ZIKA VIRUS: Recently we have had inquiries about the possibility of Zika
infection in pets.
As of this date, human cases of Zika infection have been reported by the
Florida Department of Health as close as Alachua, Duval and St. Johns
counties. Most of the cases were acquired in another country, however
there appears to have been transmission, possibly through mosquito
bites, in a small section of Miami.
According to the Centers for Disease Control and Prevention, although
Zika appears to have spread from non-human primates (apes and monkeys)
to humans, originally in Africa, other animals including dogs and cats
are not involved in transmission of Zika to humans; one study conducted
in Indonesia in the 1970's indicated that cows, horses, goats, ducks and
bats as well as water buffalo were infected with Zika virus however they
were not involved in transmission to humans (so don't get rid of your
water buffalo yet). The CDC suggests that "more research is needed to
better understand Zika virus in animals"
Mosquitoes are responsible for transmission of HEARTWORMS to dogs and
cats, and we see multiple cases of heartworm infection every month: so
mosquito control in our area is always a good idea. You can read about
simple measures you can take at the following site:
and don't forget about monthly heartworm prevention for dogs and cats.
DEET containing products, considered safe for humans, have not been
approved for use on pets and should probably not be used, in part
because a dog or cat may lick the product off of their hair. Some pet
products containing pyrethrins (Advantix - for dogs only) or pyrethroids

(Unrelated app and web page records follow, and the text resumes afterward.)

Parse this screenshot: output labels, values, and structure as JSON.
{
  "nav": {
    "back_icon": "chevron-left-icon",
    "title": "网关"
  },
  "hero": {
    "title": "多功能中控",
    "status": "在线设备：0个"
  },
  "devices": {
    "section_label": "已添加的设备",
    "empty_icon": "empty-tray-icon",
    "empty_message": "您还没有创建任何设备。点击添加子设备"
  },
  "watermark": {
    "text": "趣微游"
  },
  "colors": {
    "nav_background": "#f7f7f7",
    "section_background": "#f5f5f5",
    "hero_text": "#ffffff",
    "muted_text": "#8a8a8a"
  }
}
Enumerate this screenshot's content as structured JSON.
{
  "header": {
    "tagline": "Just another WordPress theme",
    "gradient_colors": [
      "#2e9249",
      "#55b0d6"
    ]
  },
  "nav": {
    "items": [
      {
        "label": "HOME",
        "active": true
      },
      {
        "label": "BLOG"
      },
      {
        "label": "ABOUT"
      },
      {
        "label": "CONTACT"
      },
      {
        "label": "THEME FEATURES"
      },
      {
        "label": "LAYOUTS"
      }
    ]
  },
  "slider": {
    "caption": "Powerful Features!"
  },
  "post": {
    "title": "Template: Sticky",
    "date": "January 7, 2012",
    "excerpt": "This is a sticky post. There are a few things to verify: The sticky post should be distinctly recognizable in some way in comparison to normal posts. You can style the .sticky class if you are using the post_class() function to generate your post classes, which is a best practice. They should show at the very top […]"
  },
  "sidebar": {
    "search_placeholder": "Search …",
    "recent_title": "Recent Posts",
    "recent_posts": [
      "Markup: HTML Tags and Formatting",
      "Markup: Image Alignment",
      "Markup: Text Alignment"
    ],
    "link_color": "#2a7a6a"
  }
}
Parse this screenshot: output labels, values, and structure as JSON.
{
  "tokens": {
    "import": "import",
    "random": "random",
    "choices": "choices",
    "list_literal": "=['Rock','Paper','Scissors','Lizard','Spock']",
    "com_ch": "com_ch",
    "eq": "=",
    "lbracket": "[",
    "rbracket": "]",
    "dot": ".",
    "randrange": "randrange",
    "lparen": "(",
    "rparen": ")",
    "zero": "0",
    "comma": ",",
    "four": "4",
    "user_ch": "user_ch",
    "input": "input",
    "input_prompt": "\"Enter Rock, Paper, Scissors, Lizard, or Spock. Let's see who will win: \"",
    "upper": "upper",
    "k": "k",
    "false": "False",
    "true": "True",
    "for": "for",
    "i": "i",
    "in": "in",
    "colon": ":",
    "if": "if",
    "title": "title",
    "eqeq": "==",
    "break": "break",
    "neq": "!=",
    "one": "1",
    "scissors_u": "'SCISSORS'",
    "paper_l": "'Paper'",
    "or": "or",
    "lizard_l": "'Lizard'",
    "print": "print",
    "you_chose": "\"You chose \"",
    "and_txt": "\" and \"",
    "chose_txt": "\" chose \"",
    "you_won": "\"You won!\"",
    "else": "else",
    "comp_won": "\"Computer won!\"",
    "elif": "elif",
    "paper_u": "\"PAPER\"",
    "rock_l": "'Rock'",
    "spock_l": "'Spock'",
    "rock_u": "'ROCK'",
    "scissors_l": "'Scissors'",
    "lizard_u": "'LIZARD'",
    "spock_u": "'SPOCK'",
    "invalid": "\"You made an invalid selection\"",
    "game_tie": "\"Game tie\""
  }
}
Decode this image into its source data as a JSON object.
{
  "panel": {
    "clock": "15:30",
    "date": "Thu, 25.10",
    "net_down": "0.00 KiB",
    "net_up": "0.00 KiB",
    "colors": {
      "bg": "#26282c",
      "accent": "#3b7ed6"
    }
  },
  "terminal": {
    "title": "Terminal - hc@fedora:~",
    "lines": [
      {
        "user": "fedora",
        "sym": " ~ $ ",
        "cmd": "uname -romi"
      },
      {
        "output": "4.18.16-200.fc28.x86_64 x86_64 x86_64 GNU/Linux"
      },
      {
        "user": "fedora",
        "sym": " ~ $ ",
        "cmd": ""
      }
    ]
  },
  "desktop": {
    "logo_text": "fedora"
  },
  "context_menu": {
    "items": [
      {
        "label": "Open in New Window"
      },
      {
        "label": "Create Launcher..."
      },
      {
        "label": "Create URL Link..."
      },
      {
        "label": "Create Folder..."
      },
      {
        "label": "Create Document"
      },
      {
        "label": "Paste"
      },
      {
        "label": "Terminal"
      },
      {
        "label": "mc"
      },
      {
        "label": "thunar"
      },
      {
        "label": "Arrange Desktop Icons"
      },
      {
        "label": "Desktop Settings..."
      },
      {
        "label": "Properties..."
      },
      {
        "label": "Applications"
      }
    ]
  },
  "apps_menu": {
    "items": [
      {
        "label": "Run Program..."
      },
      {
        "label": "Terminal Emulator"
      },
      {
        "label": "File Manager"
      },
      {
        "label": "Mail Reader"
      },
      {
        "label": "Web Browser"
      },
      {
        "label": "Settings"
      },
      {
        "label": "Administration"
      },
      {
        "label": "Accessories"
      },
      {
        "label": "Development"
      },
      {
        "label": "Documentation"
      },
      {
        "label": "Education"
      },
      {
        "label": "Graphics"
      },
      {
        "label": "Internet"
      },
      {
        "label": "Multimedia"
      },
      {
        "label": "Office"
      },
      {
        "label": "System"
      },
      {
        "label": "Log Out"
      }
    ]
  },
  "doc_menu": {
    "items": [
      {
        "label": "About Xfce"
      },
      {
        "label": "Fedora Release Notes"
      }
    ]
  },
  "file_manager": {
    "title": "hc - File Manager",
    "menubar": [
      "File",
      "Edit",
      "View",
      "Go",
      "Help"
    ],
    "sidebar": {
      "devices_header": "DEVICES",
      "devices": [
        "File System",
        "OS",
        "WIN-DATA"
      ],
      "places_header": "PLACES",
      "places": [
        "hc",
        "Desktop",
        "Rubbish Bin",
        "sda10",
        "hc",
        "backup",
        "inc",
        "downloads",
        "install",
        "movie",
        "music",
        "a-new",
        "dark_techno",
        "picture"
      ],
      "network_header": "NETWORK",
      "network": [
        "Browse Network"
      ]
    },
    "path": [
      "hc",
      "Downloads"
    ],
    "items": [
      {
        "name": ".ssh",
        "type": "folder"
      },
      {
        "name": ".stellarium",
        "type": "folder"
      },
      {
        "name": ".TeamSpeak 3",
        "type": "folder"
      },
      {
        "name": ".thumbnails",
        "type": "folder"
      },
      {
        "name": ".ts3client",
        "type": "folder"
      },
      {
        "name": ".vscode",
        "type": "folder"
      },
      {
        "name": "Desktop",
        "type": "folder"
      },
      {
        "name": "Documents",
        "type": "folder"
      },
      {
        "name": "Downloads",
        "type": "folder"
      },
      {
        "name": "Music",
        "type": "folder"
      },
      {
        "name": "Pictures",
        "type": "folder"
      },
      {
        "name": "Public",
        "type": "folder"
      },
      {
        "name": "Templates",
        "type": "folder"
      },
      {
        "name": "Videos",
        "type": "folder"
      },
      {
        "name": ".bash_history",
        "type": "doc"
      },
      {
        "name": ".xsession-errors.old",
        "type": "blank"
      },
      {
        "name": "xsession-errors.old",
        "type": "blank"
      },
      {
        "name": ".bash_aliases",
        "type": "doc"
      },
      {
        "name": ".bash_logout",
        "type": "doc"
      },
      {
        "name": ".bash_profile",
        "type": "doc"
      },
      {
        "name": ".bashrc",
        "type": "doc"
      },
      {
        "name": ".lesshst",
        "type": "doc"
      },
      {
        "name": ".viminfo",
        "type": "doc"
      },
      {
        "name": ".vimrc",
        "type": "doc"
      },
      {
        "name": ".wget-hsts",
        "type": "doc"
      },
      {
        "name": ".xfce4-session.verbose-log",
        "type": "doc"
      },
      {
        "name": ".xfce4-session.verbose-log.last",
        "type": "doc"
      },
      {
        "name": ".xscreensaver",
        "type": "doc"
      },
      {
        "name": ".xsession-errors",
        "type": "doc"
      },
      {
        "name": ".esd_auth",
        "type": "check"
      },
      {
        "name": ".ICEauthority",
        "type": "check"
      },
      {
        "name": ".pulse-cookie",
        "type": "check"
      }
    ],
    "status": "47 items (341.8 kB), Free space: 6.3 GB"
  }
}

(Ovitrol - for dogs or cats) are labelled for use as mosquito
repellents, however avoidance of mosquitoes (see the CDC website) is
probably a better option.